Biden’s tax hikes could even reduce federal revenues in the short term. Because the tax only applies when a taxpayer sells the asset, a high capital gains rate discourages individuals from selling in order to delay having to pay the tax. Historically, when the capital gains tax was cut, revenue increased. When the capital gains tax is low, investment increases, stock prices increase, and revenue goes up. The inverse is of course true.
7. It will impose a higher corporate tax, hurting jobs and price of goods.
Workers, consumers, and shareholders will bear the burden of an increased corporate tax rate. Such a hike will cause businesses to invest less in the United States and more overseas, resulting in fewer job opportunities and lower wages for American workers:

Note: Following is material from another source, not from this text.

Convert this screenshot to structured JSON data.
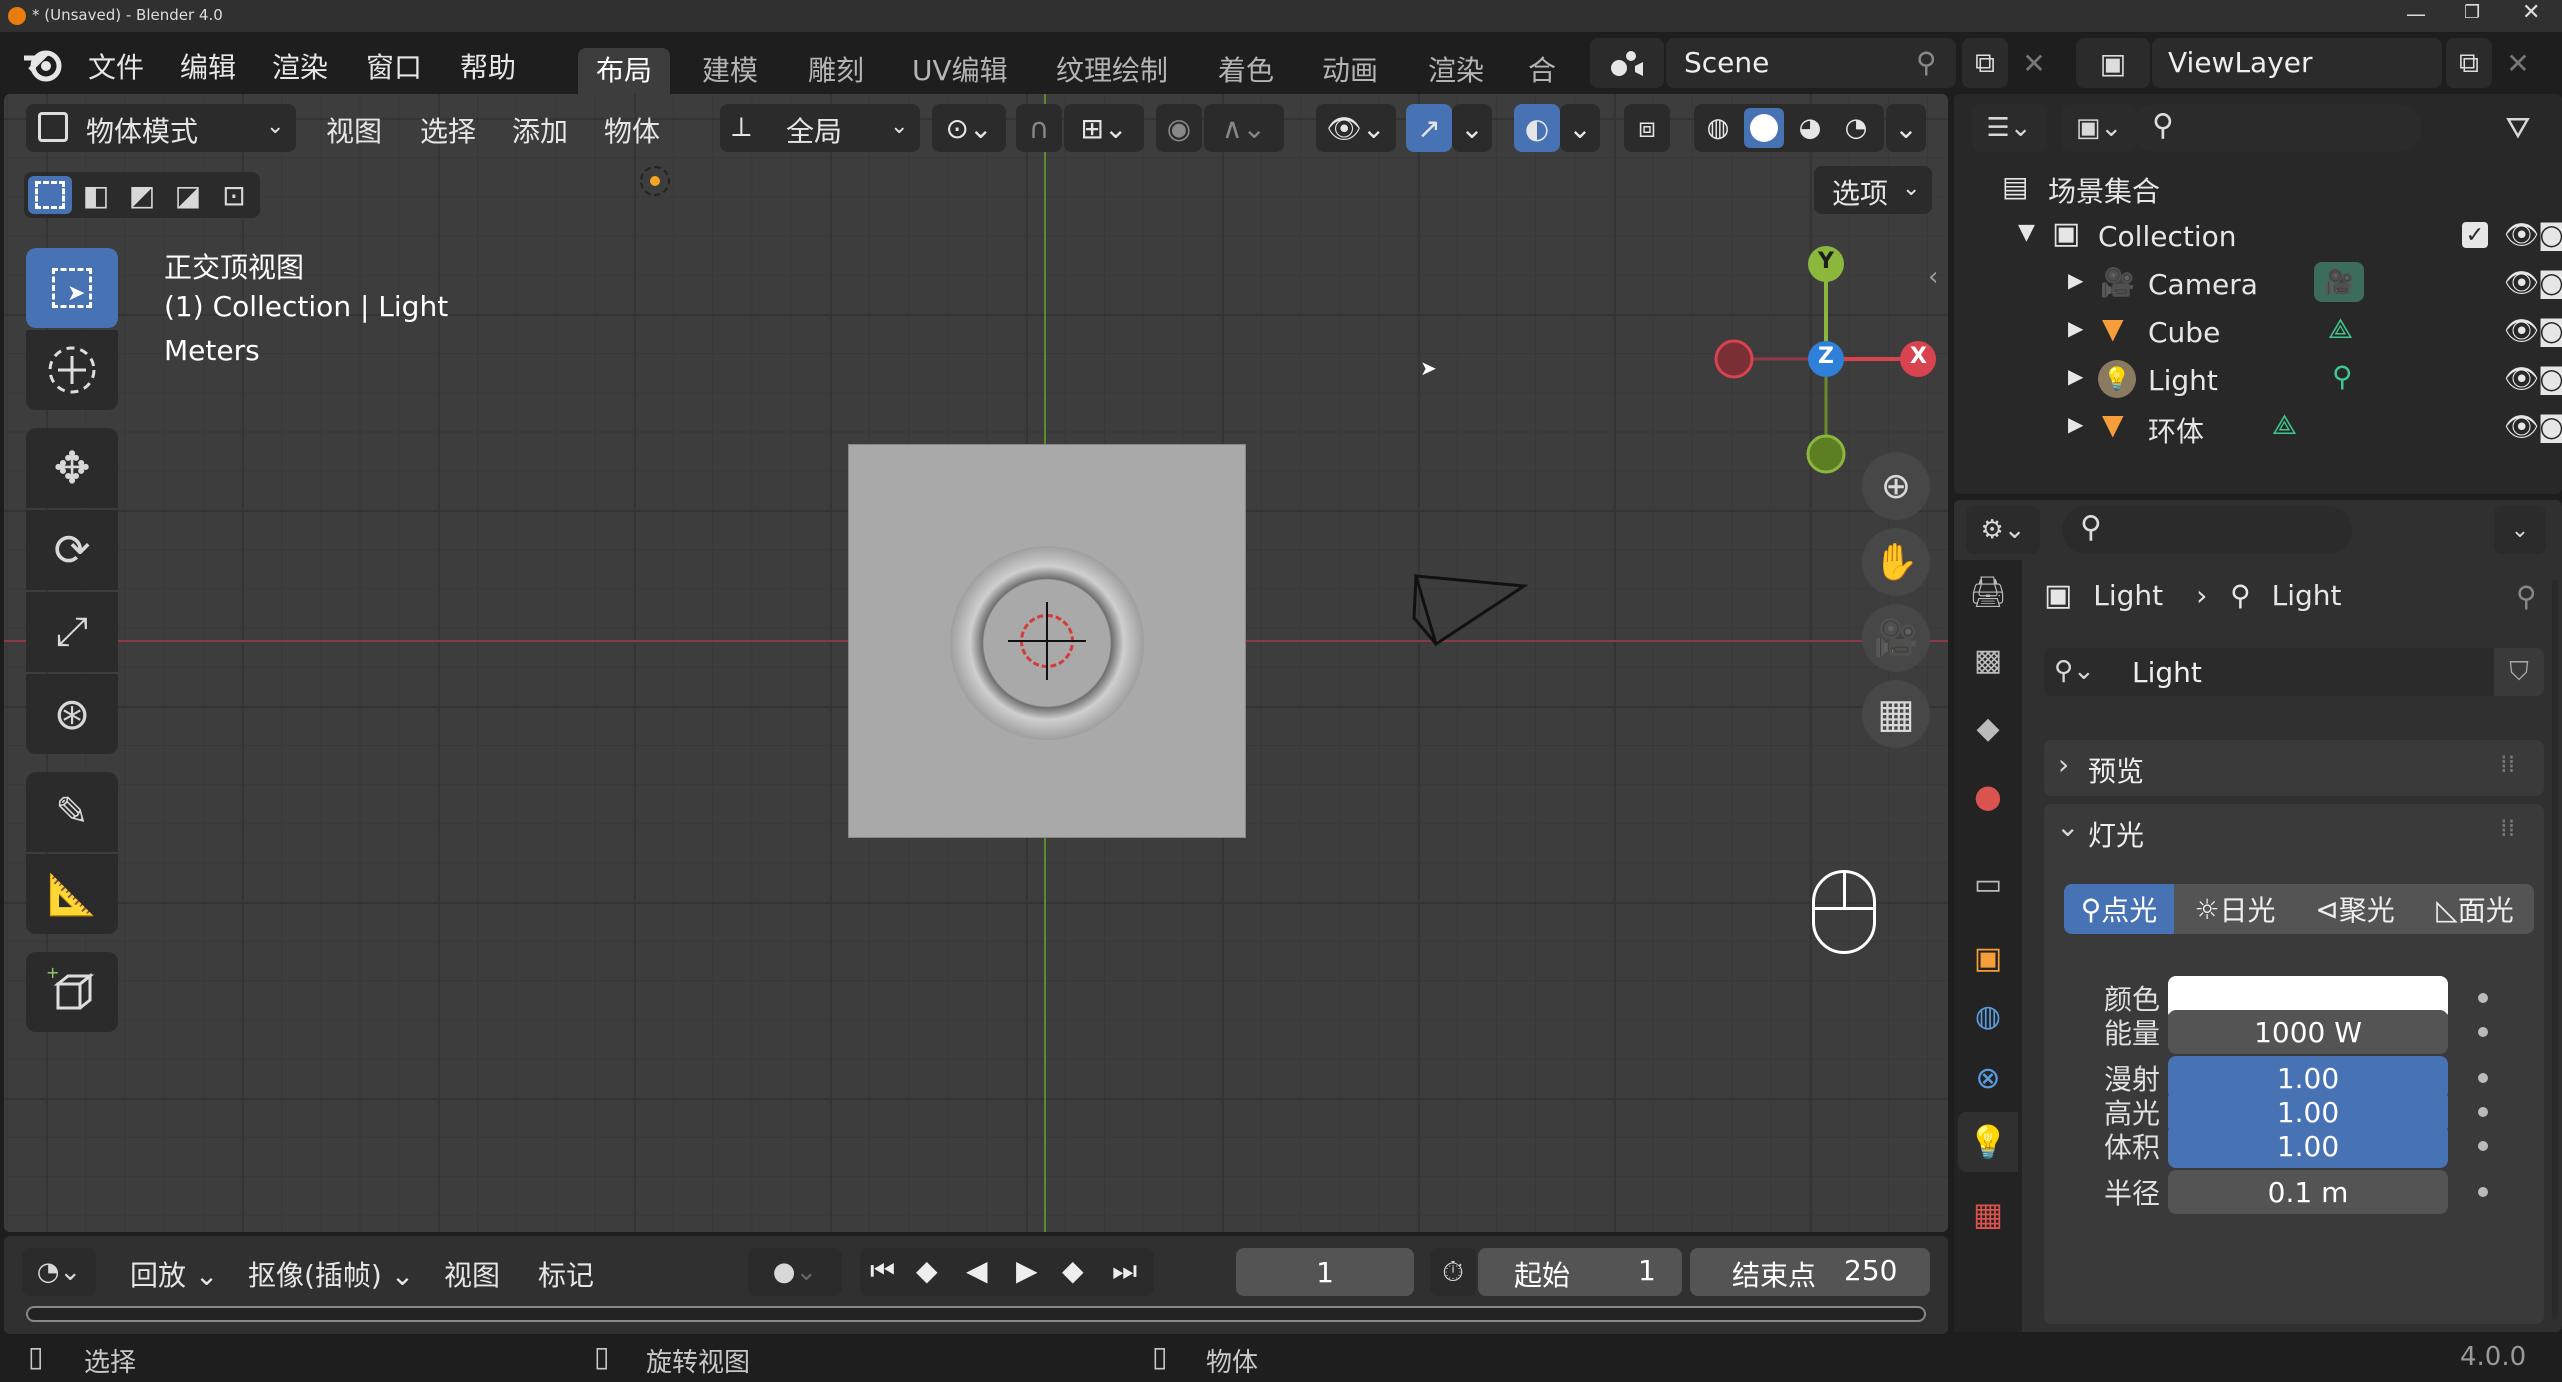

- A Treasury Department study estimated that “a country with a 1 percentage point lower tax rate than its competitors attracts 3 percent more capital.” This is because raising the corporate rate makes the United States a less attractive place to invest profits.
- According to the Stephen Entin of the Tax Foundation, labor (or workers) bear an estimated 70 percent of the corporate income tax in the form of wages and employment. As Entin notes, 50 percent, 70 percent, or even 100 percent of the corporate tax is borne by workers.

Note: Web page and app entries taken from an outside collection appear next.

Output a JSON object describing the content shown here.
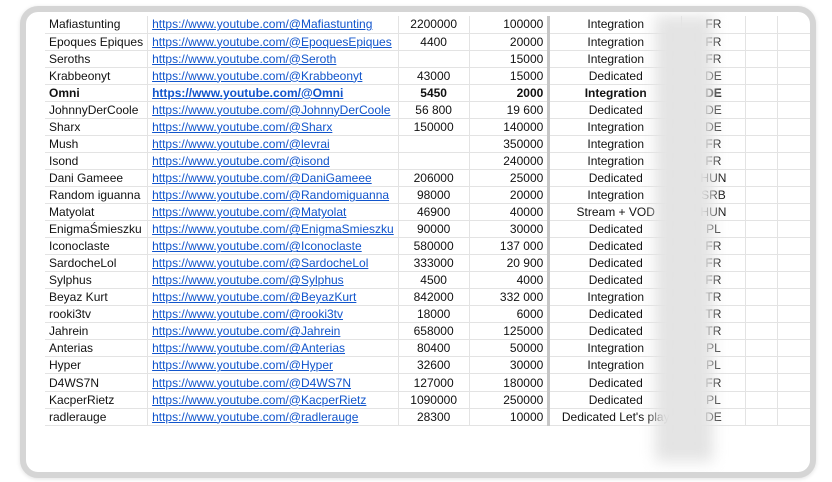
{
  "rows": [
    {
      "name": "Mafiastunting",
      "link": "https://www.youtube.com/@Mafiastunting",
      "link_clip": true,
      "subs": "2200000",
      "views": "100000",
      "type": "Integration",
      "country": "FR"
    },
    {
      "name": "Epoques Epiques",
      "link": "https://www.youtube.com/@EpoquesEpiques",
      "link_clip": true,
      "subs": "4400",
      "views": "20000",
      "type": "Integration",
      "country": "FR"
    },
    {
      "name": "Seroths",
      "link": "https://www.youtube.com/@Seroth",
      "link_clip": false,
      "subs": "",
      "views": "15000",
      "type": "Integration",
      "country": "FR"
    },
    {
      "name": "Krabbeonyt",
      "link": "https://www.youtube.com/@Krabbeonyt",
      "link_clip": true,
      "subs": "43000",
      "views": "15000",
      "type": "Dedicated",
      "country": "DE"
    },
    {
      "name": "Omni",
      "link": "https://www.youtube.com/@Omni",
      "link_clip": true,
      "subs": "5450",
      "views": "2000",
      "type": "Integration",
      "country": "DE",
      "bold": true
    },
    {
      "name": "JohnnyDerCoole",
      "link": "https://www.youtube.com/@JohnnyDerCoole",
      "link_clip": true,
      "subs": "56 800",
      "views": "19 600",
      "type": "Dedicated",
      "country": "DE"
    },
    {
      "name": "Sharx",
      "link": "https://www.youtube.com/@Sharx",
      "link_clip": true,
      "subs": "150000",
      "views": "140000",
      "type": "Integration",
      "country": "DE"
    },
    {
      "name": "Mush",
      "link": "https://www.youtube.com/@levrai",
      "link_clip": false,
      "subs": "",
      "views": "350000",
      "type": "Integration",
      "country": "FR"
    },
    {
      "name": "Isond",
      "link": "https://www.youtube.com/@isond",
      "link_clip": false,
      "subs": "",
      "views": "240000",
      "type": "Integration",
      "country": "FR"
    },
    {
      "name": "Dani Gameee",
      "link": "https://www.youtube.com/@DaniGameee",
      "link_clip": true,
      "subs": "206000",
      "views": "25000",
      "type": "Dedicated",
      "country": "HUN"
    },
    {
      "name": "Random iguanna",
      "link": "https://www.youtube.com/@Randomiguanna",
      "link_clip": true,
      "subs": "98000",
      "views": "20000",
      "type": "Integration",
      "country": "SRB"
    },
    {
      "name": "Matyolat",
      "link": "https://www.youtube.com/@Matyolat",
      "link_clip": true,
      "subs": "46900",
      "views": "40000",
      "type": "Stream + VOD",
      "country": "HUN"
    },
    {
      "name": "EnigmaŚmieszku",
      "link": "https://www.youtube.com/@EnigmaSmieszku",
      "link_clip": true,
      "subs": "90000",
      "views": "30000",
      "type": "Dedicated",
      "country": "PL"
    },
    {
      "name": "Iconoclaste",
      "link": "https://www.youtube.com/@Iconoclaste",
      "link_clip": true,
      "subs": "580000",
      "views": "137 000",
      "type": "Dedicated",
      "country": "FR"
    },
    {
      "name": "SardocheLol",
      "link": "https://www.youtube.com/@SardocheLol",
      "link_clip": true,
      "subs": "333000",
      "views": "20 900",
      "type": "Dedicated",
      "country": "FR"
    },
    {
      "name": "Sylphus",
      "link": "https://www.youtube.com/@Sylphus",
      "link_clip": true,
      "subs": "4500",
      "views": "4000",
      "type": "Dedicated",
      "country": "FR"
    },
    {
      "name": "Beyaz Kurt",
      "link": "https://www.youtube.com/@BeyazKurt",
      "link_clip": true,
      "subs": "842000",
      "views": "332 000",
      "type": "Integration",
      "country": "TR"
    },
    {
      "name": "rooki3tv",
      "link": "https://www.youtube.com/@rooki3tv",
      "link_clip": true,
      "subs": "18000",
      "views": "6000",
      "type": "Dedicated",
      "country": "TR"
    },
    {
      "name": "Jahrein",
      "link": "https://www.youtube.com/@Jahrein",
      "link_clip": true,
      "subs": "658000",
      "views": "125000",
      "type": "Dedicated",
      "country": "TR"
    },
    {
      "name": "Anterias",
      "link": "https://www.youtube.com/@Anterias",
      "link_clip": true,
      "subs": "80400",
      "views": "50000",
      "type": "Integration",
      "country": "PL"
    },
    {
      "name": "Hyper",
      "link": "https://www.youtube.com/@Hyper",
      "link_clip": true,
      "subs": "32600",
      "views": "30000",
      "type": "Integration",
      "country": "PL"
    },
    {
      "name": "D4WS7N",
      "link": "https://www.youtube.com/@D4WS7N",
      "link_clip": true,
      "subs": "127000",
      "views": "180000",
      "type": "Dedicated",
      "country": "FR"
    },
    {
      "name": "KacperRietz",
      "link": "https://www.youtube.com/@KacperRietz",
      "link_clip": true,
      "subs": "1090000",
      "views": "250000",
      "type": "Dedicated",
      "country": "PL"
    },
    {
      "name": "radlerauge",
      "link": "https://www.youtube.com/@radlerauge",
      "link_clip": true,
      "subs": "28300",
      "views": "10000",
      "type": "Dedicated Let's play",
      "country": "DE"
    }
  ],
  "colors": {
    "link": "#1155cc",
    "grid": "#e3e3e3",
    "frame": "#d5d5d5"
  }
}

- A 2012 Harvard Business Review piece by Mihir A. Desai notes that raising the corporate tax lands “straight on the back” of the American worker and will see a decline in real wages.
- A 2012 paper at the University of Warwick and University of Oxford found that a $1 increase in the corporate tax reduces wages by 92 cents in the long term. This study was conducted by Wiji Arulampalam, Michael P. Devereux, and Giorgia Maffini and studied over 55,000 businesses located in nine European countries over the period 1996-2003.

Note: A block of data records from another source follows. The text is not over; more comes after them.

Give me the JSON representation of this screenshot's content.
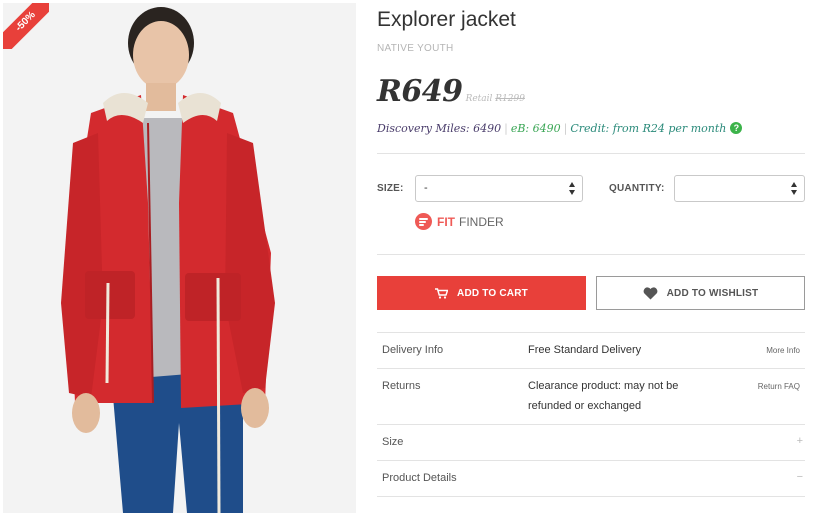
{
  "product": {
    "sale_badge": "-50%",
    "title": "Explorer jacket",
    "brand": "NATIVE YOUTH",
    "price": "R649",
    "retail_prefix": "Retail",
    "retail_price": "R1299",
    "discovery_miles": "Discovery Miles: 6490",
    "ebucks": "eB: 6490",
    "credit": "Credit: from R24 per month",
    "help_glyph": "?"
  },
  "options": {
    "size_label": "SIZE:",
    "size_value": "-",
    "quantity_label": "QUANTITY:",
    "quantity_value": ""
  },
  "fit_finder": {
    "fit": "FIT",
    "finder": "FINDER"
  },
  "actions": {
    "add_to_cart": "ADD TO CART",
    "add_to_wishlist": "ADD TO WISHLIST"
  },
  "info": {
    "delivery_label": "Delivery Info",
    "delivery_value": "Free Standard Delivery",
    "delivery_link": "More Info",
    "returns_label": "Returns",
    "returns_value": "Clearance product: may not be refunded or exchanged",
    "returns_link": "Return FAQ",
    "size_label": "Size",
    "size_toggle": "+",
    "details_label": "Product Details",
    "details_toggle": "−"
  },
  "colors": {
    "accent": "#e8403a",
    "ebucks": "#3aa655",
    "credit": "#2a8a7a",
    "miles": "#4a3d6b"
  },
  "icons": {
    "cart": "cart-icon",
    "wishlist": "heart-icon",
    "fit_finder": "fit-finder-icon",
    "help": "help-icon"
  }
}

- Even the left-of-center Tax Policy Center estimates that 20 percent of the burden of the corporate income tax is borne by labor.
The tax would also harm consumers and workers, according to a recent National Bureau of Economic Research paper. This study found that 31 percent of the corporate tax rate is borne by consumers through higher prices and that 38 percent of the corporate tax is borne by workers through lower wages or less jobs.
Despite the Biden administration’s assertions, tax hikes won’t just hurt the wealthy – it will harm everyday Americans.
8. It acts as an admission by the Biden administration that its policies would do little to grow the economy.
The budget itself assumes 1.8 to 2 percent long run growth after its implementation. Currently, the CBO’s baseline assumes 1.7 percent long run growth. This means that, even in the Biden administration’s calculations, economic growth following the plan will hardly improve beyond the current baseline.
It’s likely that the plan’s multiple job-killing, investment-discouraging tax hikes will end up slowing economic growth. It is interesting, however, that the administration itself would expect such low growth from a plan that is supposed to create jobs, drive economic growth, and “build back better.”